There is further detail at that link. A quite remarkable David Roberts piece at Vox, worth reading in its entirety, lays out why much of “the left” opposes the carbon tax on the ballot in Washington state. It is revenue-neutral, doesn’t produce enough social justice, and as I would say it doesn’t have the right mood affiliation, among other factors. Economist Yoram Bauman plays a key role in the article, and here is a quotation from him:
I am increasingly convinced that the path to climate action is through the Republican Party. Yes, there are challenges on the right — skepticism about climate science and about tax reform — but those are surmountable with time and effort. The same cannot be said of the challenges on the left: an unyielding desire to tie everything to bigger government, and a willingness to use race and class as political weapons in order to pursue that desire.
I’m not so sure about that portrayal of the Republicans, but still that is a perspective you don’t hear enough. (Scott Sumner comments on the piece.) You may recall my earlier post on Republicans and Democrats:
At some level the Republicans might know the Democrats have valid substantive points, but they sooner think “Let’s first put status relations in line, then our debates might get somewhere. In the meantime, I’m not going to cotton well to a debate designed to lower the status of the really important groups and their values.” And so the dialogue doesn’t get very far.

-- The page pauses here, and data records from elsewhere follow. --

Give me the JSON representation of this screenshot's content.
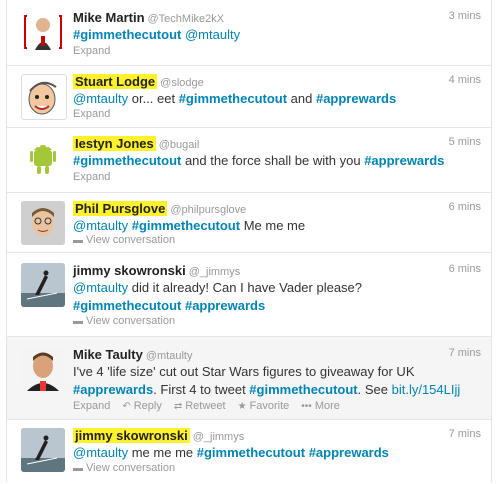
{
  "tweets": [
    {
      "name": "Mike Martin",
      "handle": "@TechMike2kX",
      "time": "3 mins",
      "parts": [
        {
          "t": "#gimmethecutout",
          "k": "tag"
        },
        {
          "t": " ",
          "k": "txt"
        },
        {
          "t": "@mtaulty",
          "k": "link"
        }
      ],
      "actions": [
        "Expand"
      ],
      "highlight": false,
      "avatar": "mike-martin"
    },
    {
      "name": "Stuart Lodge",
      "handle": "@slodge",
      "time": "4 mins",
      "parts": [
        {
          "t": "@mtaulty",
          "k": "link"
        },
        {
          "t": " or... eet ",
          "k": "txt"
        },
        {
          "t": "#gimmethecutout",
          "k": "tag"
        },
        {
          "t": " and ",
          "k": "txt"
        },
        {
          "t": "#apprewards",
          "k": "tag"
        }
      ],
      "actions": [
        "Expand"
      ],
      "highlight": true,
      "avatar": "stuart-lodge"
    },
    {
      "name": "Iestyn Jones",
      "handle": "@bugail",
      "time": "5 mins",
      "parts": [
        {
          "t": "#gimmethecutout",
          "k": "tag"
        },
        {
          "t": " and the force shall be with you ",
          "k": "txt"
        },
        {
          "t": "#apprewards",
          "k": "tag"
        }
      ],
      "actions": [
        "Expand"
      ],
      "highlight": true,
      "avatar": "iestyn-jones"
    },
    {
      "name": "Phil Pursglove",
      "handle": "@philpursglove",
      "time": "6 mins",
      "parts": [
        {
          "t": "@mtaulty",
          "k": "link"
        },
        {
          "t": " ",
          "k": "txt"
        },
        {
          "t": "#gimmethecutout",
          "k": "tag"
        },
        {
          "t": " Me me me",
          "k": "txt"
        }
      ],
      "actions": [
        "View conversation"
      ],
      "highlight": true,
      "avatar": "phil-pursglove"
    },
    {
      "name": "jimmy skowronski",
      "handle": "@_jimmys",
      "time": "6 mins",
      "parts": [
        {
          "t": "@mtaulty",
          "k": "link"
        },
        {
          "t": " did it already! Can I have Vader please?",
          "k": "txt"
        },
        {
          "t": "\n",
          "k": "br"
        },
        {
          "t": "#gimmethecutout",
          "k": "tag"
        },
        {
          "t": " ",
          "k": "txt"
        },
        {
          "t": "#apprewards",
          "k": "tag"
        }
      ],
      "actions": [
        "View conversation"
      ],
      "highlight": false,
      "avatar": "jimmy-skowronski"
    },
    {
      "name": "Mike Taulty",
      "handle": "@mtaulty",
      "time": "7 mins",
      "parts": [
        {
          "t": "I've 4 'life size' cut out Star Wars figures to giveaway for UK",
          "k": "txt"
        },
        {
          "t": "\n",
          "k": "br"
        },
        {
          "t": "#apprewards",
          "k": "tag"
        },
        {
          "t": ". First 4 to tweet ",
          "k": "txt"
        },
        {
          "t": "#gimmethecutout",
          "k": "tag"
        },
        {
          "t": ". See ",
          "k": "txt"
        },
        {
          "t": "bit.ly/154LIjj",
          "k": "link"
        }
      ],
      "actions": [
        "Expand",
        "Reply",
        "Retweet",
        "Favorite",
        "More"
      ],
      "highlight": false,
      "avatar": "mike-taulty"
    },
    {
      "name": "jimmy skowronski",
      "handle": "@_jimmys",
      "time": "7 mins",
      "parts": [
        {
          "t": "@mtaulty",
          "k": "link"
        },
        {
          "t": " me me me ",
          "k": "txt"
        },
        {
          "t": "#gimmethecutout",
          "k": "tag"
        },
        {
          "t": " ",
          "k": "txt"
        },
        {
          "t": "#apprewards",
          "k": "tag"
        }
      ],
      "actions": [
        "View conversation"
      ],
      "highlight": true,
      "avatar": "jimmy-skowronski"
    }
  ]
}
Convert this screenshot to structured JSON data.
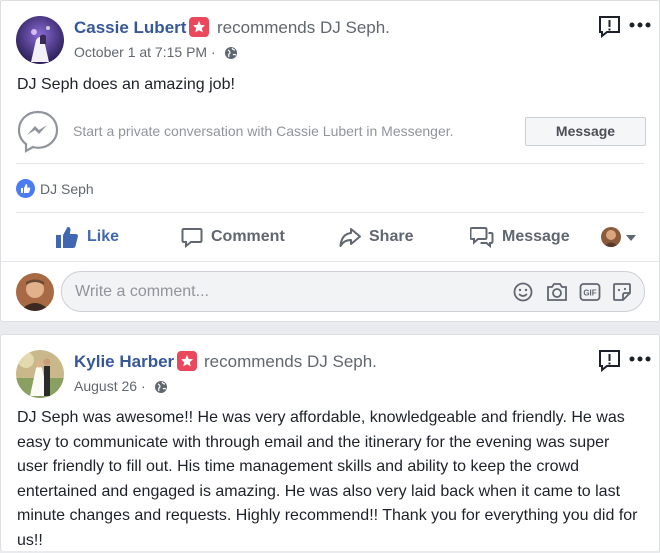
{
  "post1": {
    "author": "Cassie Lubert",
    "action_text": "recommends DJ Seph.",
    "timestamp": "October 1 at 7:15 PM · ",
    "body": "DJ Seph does an amazing job!",
    "messenger_prompt": "Start a private conversation with Cassie Lubert in Messenger.",
    "message_button": "Message",
    "reaction_name": "DJ Seph",
    "actions": {
      "like": "Like",
      "comment": "Comment",
      "share": "Share",
      "message": "Message"
    },
    "comment_placeholder": "Write a comment..."
  },
  "post2": {
    "author": "Kylie Harber",
    "action_text": "recommends DJ Seph.",
    "timestamp": "August 26 · ",
    "body": "DJ Seph was awesome!! He was very affordable, knowledgeable and friendly. He was easy to communicate with through email and the itinerary for the evening was super user friendly to fill out. His time management skills and ability to keep the crowd entertained and engaged is amazing. He was also very laid back when it came to last minute changes and requests. Highly recommend!! Thank you for everything you did for us!!"
  },
  "colors": {
    "link": "#365899",
    "like_blue": "#4267b2",
    "badge": "#e9485d"
  }
}
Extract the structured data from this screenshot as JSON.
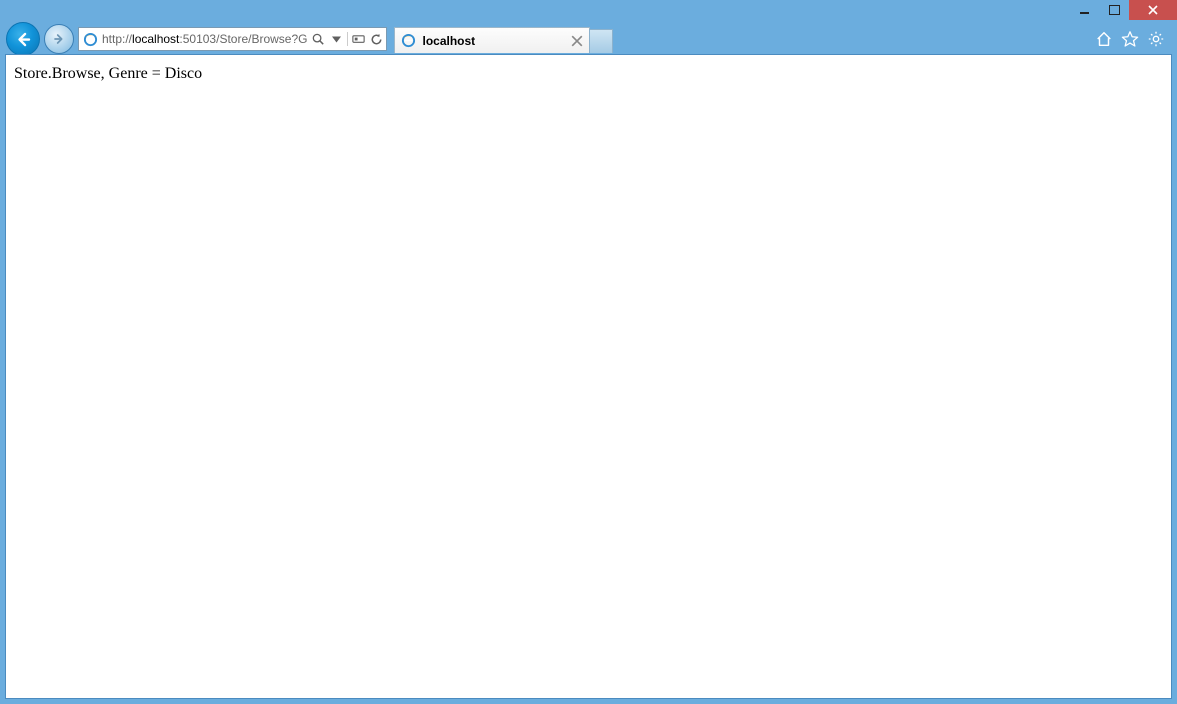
{
  "window": {
    "controls": {
      "minimize": "–",
      "maximize": "□",
      "close": "×"
    }
  },
  "toolbar": {
    "url_prefix": "http://",
    "url_host": "localhost",
    "url_rest": ":50103/Store/Browse?G",
    "tab_title": "localhost"
  },
  "page": {
    "body_text": "Store.Browse, Genre = Disco"
  }
}
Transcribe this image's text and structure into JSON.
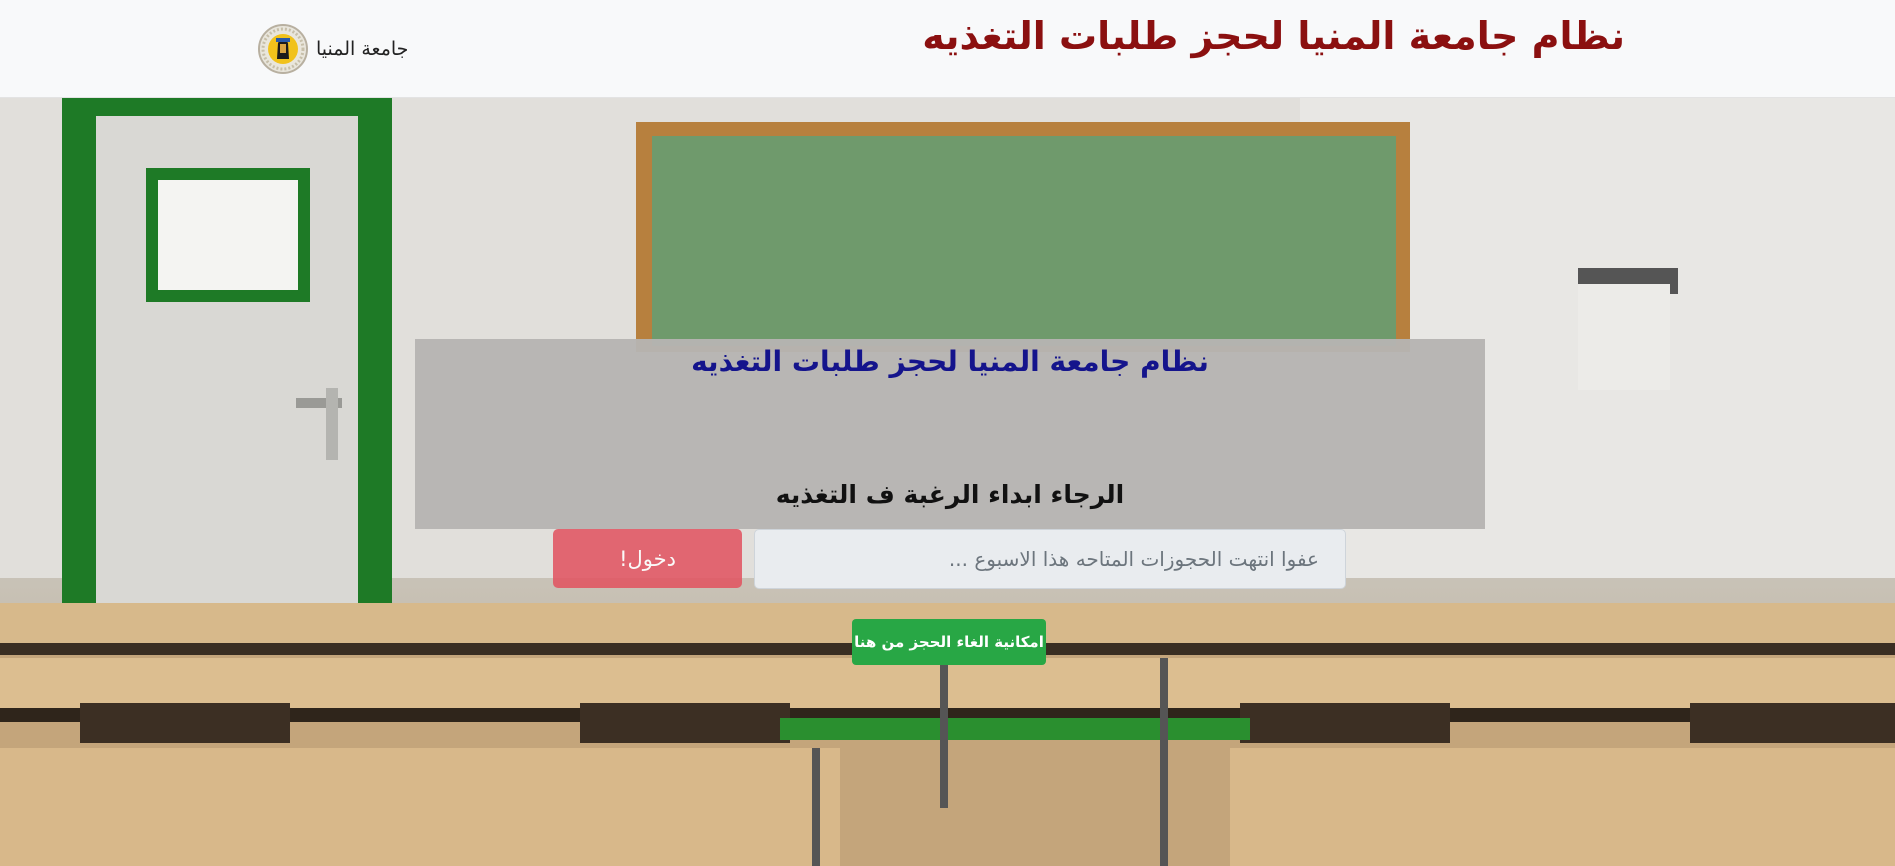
{
  "header": {
    "brand_label": "جامعة المنيا",
    "brand_icon": "university-logo-icon",
    "title": "نظام جامعة المنيا لحجز طلبات التغذيه",
    "title_color": "#8b1010"
  },
  "panel": {
    "title": "نظام جامعة المنيا لحجز طلبات التغذيه",
    "title_color": "#14148c",
    "prompt": "الرجاء ابداء الرغبة ف التغذيه"
  },
  "form": {
    "message_placeholder": "عفوا انتهت الحجوزات المتاحه هذا الاسبوع ...",
    "login_label": "دخول!",
    "login_color": "#e2525f"
  },
  "cancel": {
    "label": "امكانية الغاء الحجز من هنا",
    "color": "#28a745"
  }
}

To return more directly to the title of this post, why don’t we have a carbon tax? I would put it this way: for better or worse, the American people expect their government to solve this problem without raising the price of energy. Funny that.